__PROBLEM DETAILS__
Return each record exactly as it appears, so that nothing is dropped or altered.

#### DATA TO EXAMINE

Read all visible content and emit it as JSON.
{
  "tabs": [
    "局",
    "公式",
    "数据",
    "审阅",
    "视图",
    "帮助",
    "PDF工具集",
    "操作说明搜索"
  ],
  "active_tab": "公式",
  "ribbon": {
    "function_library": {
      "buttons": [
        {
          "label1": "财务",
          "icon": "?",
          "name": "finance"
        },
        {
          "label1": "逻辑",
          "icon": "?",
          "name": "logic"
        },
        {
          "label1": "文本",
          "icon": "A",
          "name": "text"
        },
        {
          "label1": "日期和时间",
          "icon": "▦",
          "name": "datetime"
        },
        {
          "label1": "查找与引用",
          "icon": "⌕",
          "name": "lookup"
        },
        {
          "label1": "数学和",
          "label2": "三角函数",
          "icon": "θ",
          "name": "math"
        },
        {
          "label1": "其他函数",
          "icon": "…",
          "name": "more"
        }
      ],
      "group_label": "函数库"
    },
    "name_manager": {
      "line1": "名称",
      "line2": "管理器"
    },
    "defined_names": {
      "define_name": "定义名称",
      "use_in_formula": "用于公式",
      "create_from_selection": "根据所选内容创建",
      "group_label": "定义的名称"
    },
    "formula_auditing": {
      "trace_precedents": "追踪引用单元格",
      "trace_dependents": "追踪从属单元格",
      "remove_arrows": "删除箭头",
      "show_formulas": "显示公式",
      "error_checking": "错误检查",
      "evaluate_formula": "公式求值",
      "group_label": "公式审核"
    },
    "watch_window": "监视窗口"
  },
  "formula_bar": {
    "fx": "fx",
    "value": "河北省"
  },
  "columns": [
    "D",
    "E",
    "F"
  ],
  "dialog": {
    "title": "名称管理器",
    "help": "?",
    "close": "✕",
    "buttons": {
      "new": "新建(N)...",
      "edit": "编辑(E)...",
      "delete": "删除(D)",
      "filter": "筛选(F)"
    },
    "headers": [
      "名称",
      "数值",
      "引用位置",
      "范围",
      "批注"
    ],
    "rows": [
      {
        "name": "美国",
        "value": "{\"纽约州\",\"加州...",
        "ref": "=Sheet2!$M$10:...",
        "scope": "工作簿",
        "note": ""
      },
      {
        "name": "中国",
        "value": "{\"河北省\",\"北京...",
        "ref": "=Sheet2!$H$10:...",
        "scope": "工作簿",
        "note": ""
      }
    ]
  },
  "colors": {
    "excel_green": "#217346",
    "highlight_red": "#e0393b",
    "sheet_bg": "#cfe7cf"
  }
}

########

__WRITTEN REPLY__
Read all visible content and emit it as JSON.
{
  "tabs": [
    "局",
    "公式",
    "数据",
    "审阅",
    "视图",
    "帮助",
    "PDF工具集",
    "操作说明搜索"
  ],
  "active_tab": "公式",
  "ribbon": {
    "function_library": {
      "buttons": [
        {
          "label1": "财务",
          "icon": "?",
          "name": "finance"
        },
        {
          "label1": "逻辑",
          "icon": "?",
          "name": "logic"
        },
        {
          "label1": "文本",
          "icon": "A",
          "name": "text"
        },
        {
          "label1": "日期和时间",
          "icon": "▦",
          "name": "datetime"
        },
        {
          "label1": "查找与引用",
          "icon": "⌕",
          "name": "lookup"
        },
        {
          "label1": "数学和",
          "label2": "三角函数",
          "icon": "θ",
          "name": "math"
        },
        {
          "label1": "其他函数",
          "icon": "…",
          "name": "more"
        }
      ],
      "group_label": "函数库"
    },
    "name_manager": {
      "line1": "名称",
      "line2": "管理器"
    },
    "defined_names": {
      "define_name": "定义名称",
      "use_in_formula": "用于公式",
      "create_from_selection": "根据所选内容创建",
      "group_label": "定义的名称"
    },
    "formula_auditing": {
      "trace_precedents": "追踪引用单元格",
      "trace_dependents": "追踪从属单元格",
      "remove_arrows": "删除箭头",
      "show_formulas": "显示公式",
      "error_checking": "错误检查",
      "evaluate_formula": "公式求值",
      "group_label": "公式审核"
    },
    "watch_window": "监视窗口"
  },
  "formula_bar": {
    "fx": "fx",
    "value": "河北省"
  },
  "columns": [
    "D",
    "E",
    "F"
  ],
  "dialog": {
    "title": "名称管理器",
    "help": "?",
    "close": "✕",
    "buttons": {
      "new": "新建(N)...",
      "edit": "编辑(E)...",
      "delete": "删除(D)",
      "filter": "筛选(F)"
    },
    "headers": [
      "名称",
      "数值",
      "引用位置",
      "范围",
      "批注"
    ],
    "rows": [
      {
        "name": "美国",
        "value": "{\"纽约州\",\"加州...",
        "ref": "=Sheet2!$M$10:...",
        "scope": "工作簿",
        "note": ""
      },
      {
        "name": "中国",
        "value": "{\"河北省\",\"北京...",
        "ref": "=Sheet2!$H$10:...",
        "scope": "工作簿",
        "note": ""
      }
    ]
  },
  "colors": {
    "excel_green": "#217346",
    "highlight_red": "#e0393b",
    "sheet_bg": "#cfe7cf"
  }
}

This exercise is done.